Streamlining the delivery process so that both trucks and drones can work together is the obvious way forward for truck rental and shipping services. This will save time and money and get things to customers faster. It also means that drivers won’t need to go into driveways and be a hassle for other vehicles coming in and out, and they can have contactless delivery to the door. Which is something a lot of companies are now working on during the covid-19 pandemic.
There are already multiple companies with the ability to launch delivery drones from their trucks, including Amazon, UPS and Workhorse. But there are some stumbling blocks blocking the path forward for this technology to be in regular use worldwide.
Benefits of Truck – Drone Partnerships:
- Contactless delivery. This is a big one at the moment, with the public sector and govt calling for it and delivery companies already starting to work on more contactless delivery options during this pandemic and to prepare for any future needs. Having a drone leave the truck to drop a parcel at the door means there is no need for human contact. This then significantly limits the risk of a virus spreading from either the driver or the customer, protecting both. There are two pilot programs currently underway for contactless delivery by Gatik’s autonomous middle mile vans and Wing’s global drone delivery operation, both sound promising.
- Faster in Rural Areas. The truck not needing to go up a long winding driveway and being able to drone fly across fields, with truck parked at the end of the drive will save time. Some driveways are also hard for a large truck to maneuver in and out of.
- Avoiding Traffic. When there is traffic stopping a truck from getting into a street, or turning into a driveway from a busy road, the drone can be used. The truck would be able to park in a less busy road or potentially stay in traffic (if truck is autonomous) and direct the drone to the property from an easier location.
- Driver Ease. Being a delivery driver requires a good level of fitness, as they often have to climb stairs and carry heavy packages down a driveway.
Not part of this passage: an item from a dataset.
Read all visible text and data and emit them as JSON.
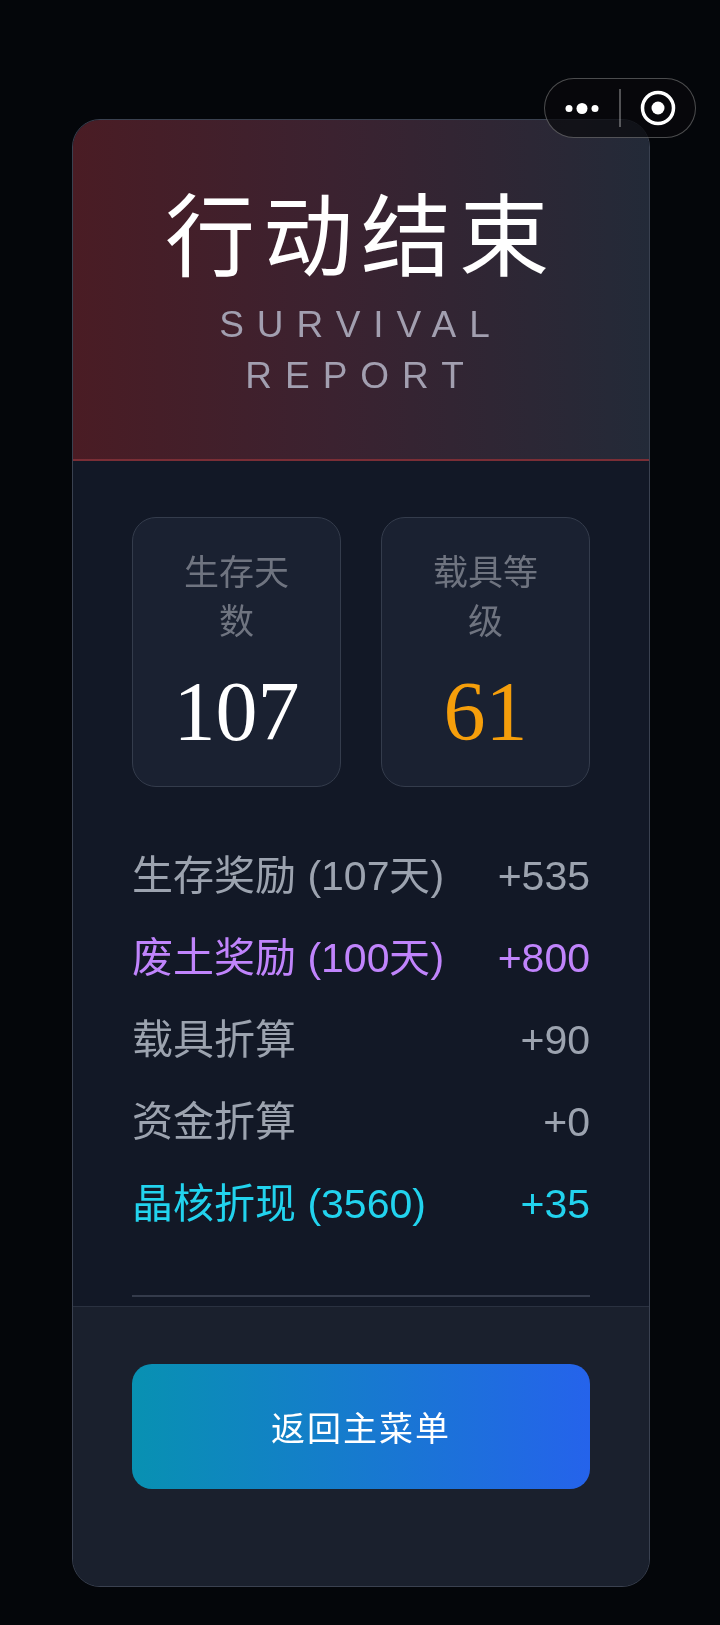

With a drone able to carry the parcel to the door, and up steep stairs or to an apartment, it would ease the driver’s burden. This could mean fewer back injuries and strains for drivers too.
What are the Roadblocks?
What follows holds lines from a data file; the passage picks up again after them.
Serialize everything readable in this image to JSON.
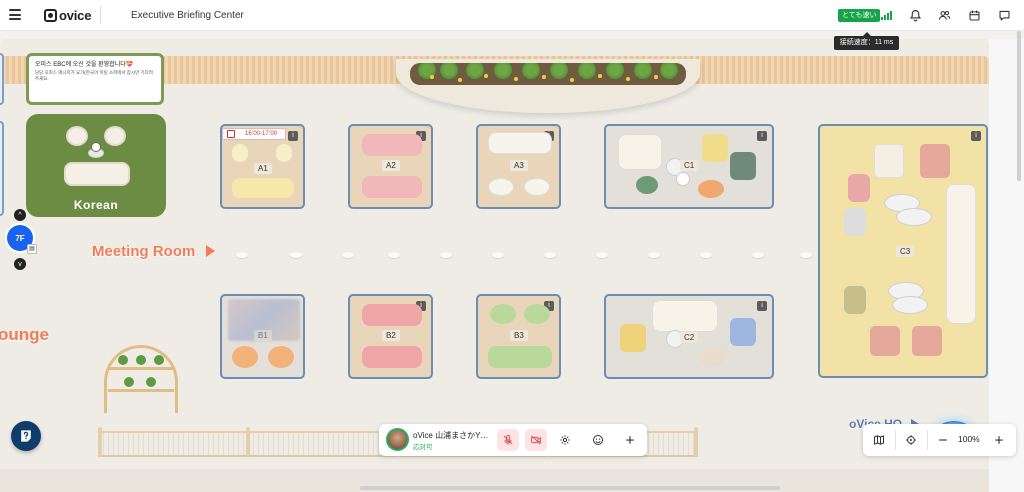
{
  "topbar": {
    "logo_text": "ovice",
    "space_title": "Executive Briefing Center",
    "speed_badge": "とても速い",
    "tooltip": "接続速度：11 ms",
    "buttons": [
      "bell-icon",
      "users-icon",
      "calendar-icon",
      "chat-icon"
    ]
  },
  "welcome": {
    "title": "오피스 EBC에 오신 것을 환영합니다💝",
    "subtitle": "담당 오피스 매니저가 요가(한국어 미팅 소파에서 잠시만 기다려주세요."
  },
  "zones": {
    "korean": "Korean",
    "meeting_room": "Meeting Room",
    "lounge": "ounge",
    "hq": "oVice HQ"
  },
  "floor": {
    "current": "7F",
    "up": "^",
    "down": "v",
    "mini": "▤"
  },
  "reservation": {
    "time": "16:00-17:00"
  },
  "rooms": {
    "a1": "A1",
    "a2": "A2",
    "a3": "A3",
    "c1": "C1",
    "c3": "C3",
    "b1": "B1",
    "b2": "B2",
    "b3": "B3",
    "c2": "C2",
    "badge": "i"
  },
  "user_bar": {
    "name": "oVice 山浦まさかY…",
    "status": "応対可"
  },
  "zoom": {
    "level": "100%"
  },
  "colors": {
    "accent": "#1a63f0",
    "online": "#27ae60",
    "label": "#ef7d5a",
    "room_border": "#6b8fb3"
  }
}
There are regulatory issues in the way of progress for delivery drones, that the industry has not yet been able to move past, as well as a few other considerations.
- Federal Aviation Administration Regulations. In the US trucks with drones are not permitted to be used in urban areas. They have allowed for use in areas that are not densely populated (like rural areas) but not within towns and cities. This is a huge barricade in the way of progress, and laws are likely similar in other developed countries as well. Private companies are in talks with the govt in regard to this regulation, and working on ways to work around it until restrictions are lifted.
- Safety Regulations. They simply don’t exist yet as it is a new technology. There are some regulations around drones, which could prove problematic. However, not really regulations around the use of trucks with drones for delivery purposes. These regulations would need to be agreed on and understood in a collaborative effort between government, local transport agencies and private companies.
- Privacy Concerns. Some members of the public are not comfortable with a drone flying up to their house, and would like to have the option of a human delivery system. Drones have sadly been used wrongly in the past, in private use. This puts an expectation on companies that they will need to prove privacy is respected.
- Driver Distraction. For both the truck driver and other drivers on the road nearby a drone flying around close to them is a distraction. This is a safety concern that will need to be addressed. Autonomous trucks which are already in production through Tesla and a few other companies around the world, would help with this. But in order to not distract other drivers regulations would need to be put in place as to where the drones can fly and how high they can go, closeness to vehicles etc.
- Energy Efficiency. Drones are comparable to diesel trucks, if not worse, as far as energy efficiency goes. They’re not particularly environmentally friendly. This is something that delivery companies will also need to consider and look at reducing, as they have new targets for low or zero emissions to meet.
- Uncertain Cost Savings. There are multiple trials underway, but it is not yet certain how much money would be saved. It’s more efficient but if it ends up costing more very few companies would want to go ahead with the change. With autonomous trucks there would be clear savings, but they are not yet readily available.
Realistically we are looking at somewhere around a 10 year time frame, before this technology hits majority and mainstream use. There are still some companies using the technology and work being done towards getting it up and running. We expect that we will start to see growth in the use of delivery drones, and the collaboration of trucks and drones from now onwards. The future of drones to the door is definitely on the way.